Every year, Mississippi State hosts a holiday bazaar in the main gym of its Sanderson Center. I happened to be there on one of the days of the event, walking the track, which is elevated above the gym and surrounds it. As I walked I looked for flared_smallmy friend Whitney Avritt, who, among other things artistic, designs and sells her own pottery. No Whitney, but plenty of other vendors selling everything from purses to pomegranate this and that, from Christmas ornaments to crosses.

It was the latter that captured my attention.

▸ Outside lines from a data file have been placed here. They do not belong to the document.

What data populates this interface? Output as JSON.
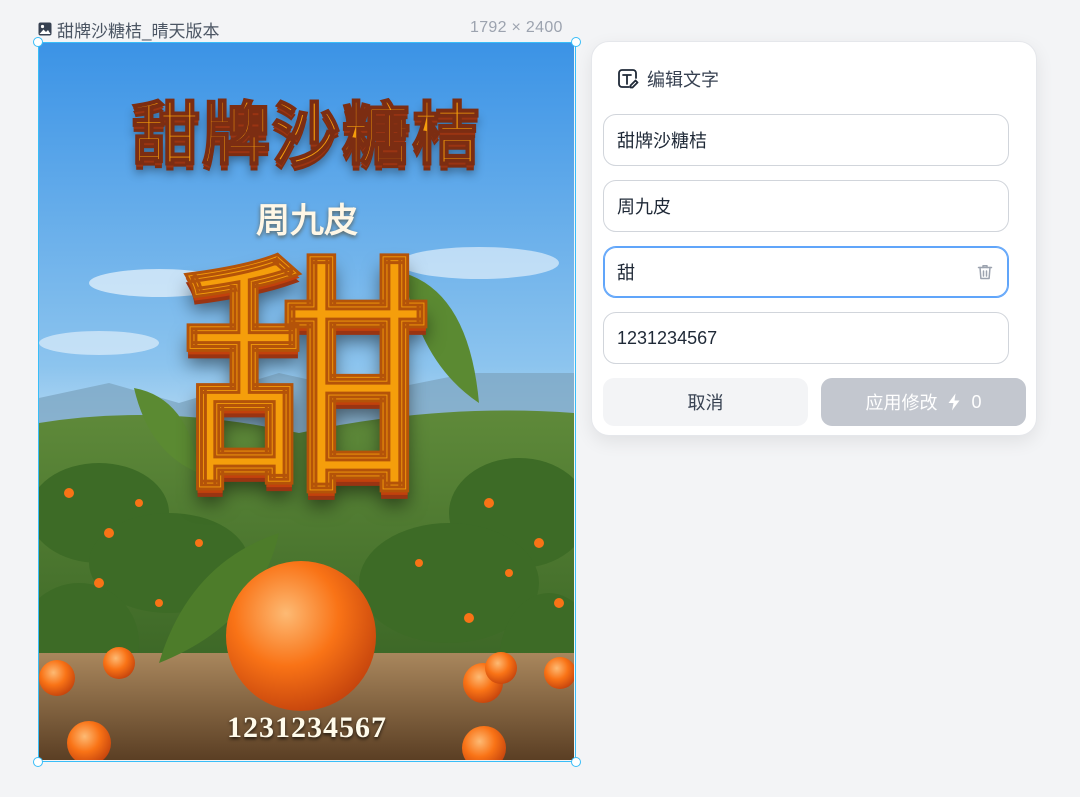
{
  "canvas": {
    "file_title": "甜牌沙糖桔_晴天版本",
    "dimensions": "1792 × 2400",
    "accent_color": "#38bdf8"
  },
  "poster": {
    "title": "甜牌沙糖桔",
    "subtitle": "周九皮",
    "big_char": "甜",
    "phone": "1231234567"
  },
  "panel": {
    "title": "编辑文字",
    "fields": [
      {
        "value": "甜牌沙糖桔"
      },
      {
        "value": "周九皮"
      },
      {
        "value": "甜",
        "active": true
      },
      {
        "value": "1231234567"
      }
    ],
    "cancel_label": "取消",
    "apply_label": "应用修改",
    "apply_cost": "0"
  },
  "icons": [
    "image-icon",
    "text-edit-icon",
    "trash-icon",
    "bolt-icon"
  ]
}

We collect metal crosses, painted crosses, ceramic crosses, buying them on vacation in the Southwest or the mountains, valuing them much more than the T-shirts we used to get. So, I wondered as I walked if any of the booths had something I might take home. Nope. In fact, just the opposite. Most of what was offered was pretty tacky, and one in particular: a flared cross (the shape at right, in a pendant) done in a zebra print.

Zebra print! Now the cross was no more than a flashy, trendy fashion accessory done in the same faux animal skin that you can have on your carry-all purse or your one-size-fits-all blanket with sleeves sold on TV and now in stores everywhere. Yeah, yeah, I know the cross has been made into jewelry of all sorts, including those pectoral crosses that clergy like me wear to adorn themselves when leading worship. But at least those items are tasteful. This horror was cheesy and cheap-looking.

On the scale of offensiveness, a zebra cross is not anywhere near as awful of one emblazoned on the shield of soldiers sent off to kill Muslims in the Crusades or one burning in the yard of a black family. But the cross done in a trendy print also does dishonor to the act of the One who died on a Roman instrument of torture. I have to wonder if we even know what the cross means anymore.

The cross is beautiful as the ultimate act of human and divine love, but not as the ultimate fashion accessory.

© 2009 Tom Cheatham